Open a command windows - Start | Run | cmd. Change to the directory where you saved the program.

From the command line, start the program using the command like interface to WSH, cscript.exe:

cscript simpleK2.vbs You should see a display of the first 10 results from the Verity doccoll, including a result number, a title, and a date.

Note there is a windowed version of the script engine called wscript.exe, but because the program uses console output, you need to run this under the command line engine.

That's it!

' --------------------------------------------
' Name: simpleK2.vbs : simple search using wsh
' Command line searching using windows scripting
' Usage: cscript simpleK2.vbs  
' Provided by New Idea Engineering Inc (

' See notes in accompanying text
' Specifically regarding error checking and collection names

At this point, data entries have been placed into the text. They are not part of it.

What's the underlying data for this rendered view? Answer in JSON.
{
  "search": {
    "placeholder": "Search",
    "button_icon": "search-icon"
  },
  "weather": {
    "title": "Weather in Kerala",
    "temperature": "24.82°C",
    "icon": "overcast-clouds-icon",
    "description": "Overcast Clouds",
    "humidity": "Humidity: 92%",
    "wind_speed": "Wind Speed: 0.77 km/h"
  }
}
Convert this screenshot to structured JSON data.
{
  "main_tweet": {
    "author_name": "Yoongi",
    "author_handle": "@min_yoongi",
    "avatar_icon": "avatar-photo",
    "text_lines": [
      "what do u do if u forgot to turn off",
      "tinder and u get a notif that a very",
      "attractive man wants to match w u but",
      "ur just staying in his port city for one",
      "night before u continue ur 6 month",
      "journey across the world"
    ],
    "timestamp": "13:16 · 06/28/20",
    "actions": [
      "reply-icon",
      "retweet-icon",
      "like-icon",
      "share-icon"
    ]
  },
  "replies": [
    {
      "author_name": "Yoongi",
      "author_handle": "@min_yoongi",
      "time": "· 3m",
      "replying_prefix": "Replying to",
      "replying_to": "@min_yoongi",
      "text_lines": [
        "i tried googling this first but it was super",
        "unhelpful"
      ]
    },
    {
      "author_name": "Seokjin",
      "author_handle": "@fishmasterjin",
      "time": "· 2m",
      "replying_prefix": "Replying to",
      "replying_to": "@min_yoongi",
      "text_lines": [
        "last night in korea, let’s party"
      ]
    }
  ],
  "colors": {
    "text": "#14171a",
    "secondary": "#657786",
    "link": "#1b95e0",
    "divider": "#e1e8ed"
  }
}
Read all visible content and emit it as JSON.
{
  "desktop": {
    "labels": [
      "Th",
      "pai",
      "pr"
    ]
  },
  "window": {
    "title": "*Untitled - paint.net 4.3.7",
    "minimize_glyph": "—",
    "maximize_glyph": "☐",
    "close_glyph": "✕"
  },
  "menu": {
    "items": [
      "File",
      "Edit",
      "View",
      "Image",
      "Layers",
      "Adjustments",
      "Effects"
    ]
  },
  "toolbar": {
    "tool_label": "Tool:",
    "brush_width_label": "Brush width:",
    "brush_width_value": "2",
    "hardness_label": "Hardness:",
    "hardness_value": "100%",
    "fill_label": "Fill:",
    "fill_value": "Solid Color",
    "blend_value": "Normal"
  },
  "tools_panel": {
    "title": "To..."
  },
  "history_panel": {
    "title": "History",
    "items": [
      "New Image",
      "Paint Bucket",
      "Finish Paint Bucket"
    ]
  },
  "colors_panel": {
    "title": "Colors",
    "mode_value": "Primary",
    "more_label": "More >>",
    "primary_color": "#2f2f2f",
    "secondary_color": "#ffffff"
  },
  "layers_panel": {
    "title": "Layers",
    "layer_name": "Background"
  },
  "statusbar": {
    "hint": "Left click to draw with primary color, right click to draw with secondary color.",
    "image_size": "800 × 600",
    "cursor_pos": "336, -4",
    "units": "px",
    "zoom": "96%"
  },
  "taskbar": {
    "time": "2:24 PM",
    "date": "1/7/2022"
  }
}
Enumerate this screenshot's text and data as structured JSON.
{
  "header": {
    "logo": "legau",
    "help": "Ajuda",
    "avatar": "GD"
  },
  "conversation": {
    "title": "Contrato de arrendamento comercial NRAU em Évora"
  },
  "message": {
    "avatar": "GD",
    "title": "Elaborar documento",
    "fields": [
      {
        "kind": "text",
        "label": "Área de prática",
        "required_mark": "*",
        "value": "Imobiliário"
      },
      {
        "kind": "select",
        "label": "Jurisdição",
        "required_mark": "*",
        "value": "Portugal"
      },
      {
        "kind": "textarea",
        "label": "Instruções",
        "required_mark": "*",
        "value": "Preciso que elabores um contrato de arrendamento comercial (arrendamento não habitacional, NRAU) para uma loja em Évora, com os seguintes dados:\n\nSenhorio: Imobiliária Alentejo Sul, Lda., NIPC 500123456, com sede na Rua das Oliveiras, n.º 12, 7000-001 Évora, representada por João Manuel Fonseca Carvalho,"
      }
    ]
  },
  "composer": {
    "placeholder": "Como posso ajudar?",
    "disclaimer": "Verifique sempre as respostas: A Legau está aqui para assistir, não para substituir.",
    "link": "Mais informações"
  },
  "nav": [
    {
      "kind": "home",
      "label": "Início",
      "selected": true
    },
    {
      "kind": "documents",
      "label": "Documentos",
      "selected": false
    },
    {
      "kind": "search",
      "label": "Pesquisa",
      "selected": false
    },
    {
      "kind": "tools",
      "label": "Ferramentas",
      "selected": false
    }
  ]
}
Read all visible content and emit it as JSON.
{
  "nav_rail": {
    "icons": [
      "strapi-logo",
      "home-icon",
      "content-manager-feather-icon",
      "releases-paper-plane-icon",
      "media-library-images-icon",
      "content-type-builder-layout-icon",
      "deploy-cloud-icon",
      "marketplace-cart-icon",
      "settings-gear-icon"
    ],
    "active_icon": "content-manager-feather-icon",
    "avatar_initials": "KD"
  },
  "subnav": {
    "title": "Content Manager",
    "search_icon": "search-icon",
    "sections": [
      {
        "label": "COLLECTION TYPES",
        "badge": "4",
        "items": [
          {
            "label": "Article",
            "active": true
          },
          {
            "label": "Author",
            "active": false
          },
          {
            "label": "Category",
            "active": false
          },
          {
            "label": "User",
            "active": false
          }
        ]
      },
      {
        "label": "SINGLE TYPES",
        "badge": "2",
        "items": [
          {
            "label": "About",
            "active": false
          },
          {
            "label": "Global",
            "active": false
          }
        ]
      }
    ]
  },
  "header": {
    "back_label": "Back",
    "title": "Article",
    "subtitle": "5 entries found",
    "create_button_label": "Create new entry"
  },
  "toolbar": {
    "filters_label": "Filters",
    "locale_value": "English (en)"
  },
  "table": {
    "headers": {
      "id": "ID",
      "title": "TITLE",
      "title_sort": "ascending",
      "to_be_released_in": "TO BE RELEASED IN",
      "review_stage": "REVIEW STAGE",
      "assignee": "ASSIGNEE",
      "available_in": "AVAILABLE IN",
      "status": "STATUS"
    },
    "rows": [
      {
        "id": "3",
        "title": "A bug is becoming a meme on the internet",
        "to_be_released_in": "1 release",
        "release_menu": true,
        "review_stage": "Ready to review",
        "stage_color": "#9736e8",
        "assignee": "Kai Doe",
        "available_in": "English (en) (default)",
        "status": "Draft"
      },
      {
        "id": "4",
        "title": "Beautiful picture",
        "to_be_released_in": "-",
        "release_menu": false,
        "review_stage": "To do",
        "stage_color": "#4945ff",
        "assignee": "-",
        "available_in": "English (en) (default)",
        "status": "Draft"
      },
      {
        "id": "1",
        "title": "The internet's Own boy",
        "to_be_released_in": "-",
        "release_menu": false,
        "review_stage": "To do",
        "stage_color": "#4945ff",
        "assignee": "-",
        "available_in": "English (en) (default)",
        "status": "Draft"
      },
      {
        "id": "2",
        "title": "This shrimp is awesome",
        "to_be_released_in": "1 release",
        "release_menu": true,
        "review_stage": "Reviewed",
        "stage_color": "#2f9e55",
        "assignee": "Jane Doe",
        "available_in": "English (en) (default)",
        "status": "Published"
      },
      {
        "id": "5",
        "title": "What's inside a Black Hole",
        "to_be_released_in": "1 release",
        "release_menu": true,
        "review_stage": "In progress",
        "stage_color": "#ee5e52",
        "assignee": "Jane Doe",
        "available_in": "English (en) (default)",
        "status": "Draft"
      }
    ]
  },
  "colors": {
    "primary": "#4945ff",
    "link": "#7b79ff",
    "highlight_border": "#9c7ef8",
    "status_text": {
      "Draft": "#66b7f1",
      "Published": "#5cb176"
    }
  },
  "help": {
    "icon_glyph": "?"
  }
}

' define objects and variables
Dim fso
Dim fs
Dim outFile
Dim forWrite
Dim maxDocs
Dim collName
Dim queryText
Dim docTitle
Dim startDoc
Dim s
Dim count
Dim res
Dim docSet

forWrite = 2 

collName = "doccoll"
queryText = "vsearch"
startDoc = 1
maxDocs = 10

' open the console for output since wsh has no print/write statements
set fso = CreateObject("Scripting.FileSystemObject")
set fs = fso.OpenTextFile(outFile,forWrite)

' create the vsearch object
set s = CreateObject("Verity.VSearch")

' set some properties

' do the actual search
'     should check error status after call
set res = s.getResult()

' and get some stats from the search
docsFound = res.docsFound
docsSearched = res.docsSearched
fs.writeline("Found " & CStr(docsFound) & " of " & CStr(docsSearched))

' create the result object
set docSet =  res.documents

' and iterate thru the results
fs.writeline("DocNum  Title")
for each doc in docSet
    docKey = doc.field("vdkvgwkey")
    docTitle = doc.field("Title")
    docTitle = Trim(docTitle)
    if len(docTitle) < 1 then
        docTitle = docKey
    end if
    docDate = doc.field("Date")
    fs.writeline(CStr(count) & "  " & docTitle & "  " & docDate )
    count = count + 1

' cleanup and close objects
set fso=Nothing

' --------------------------------------------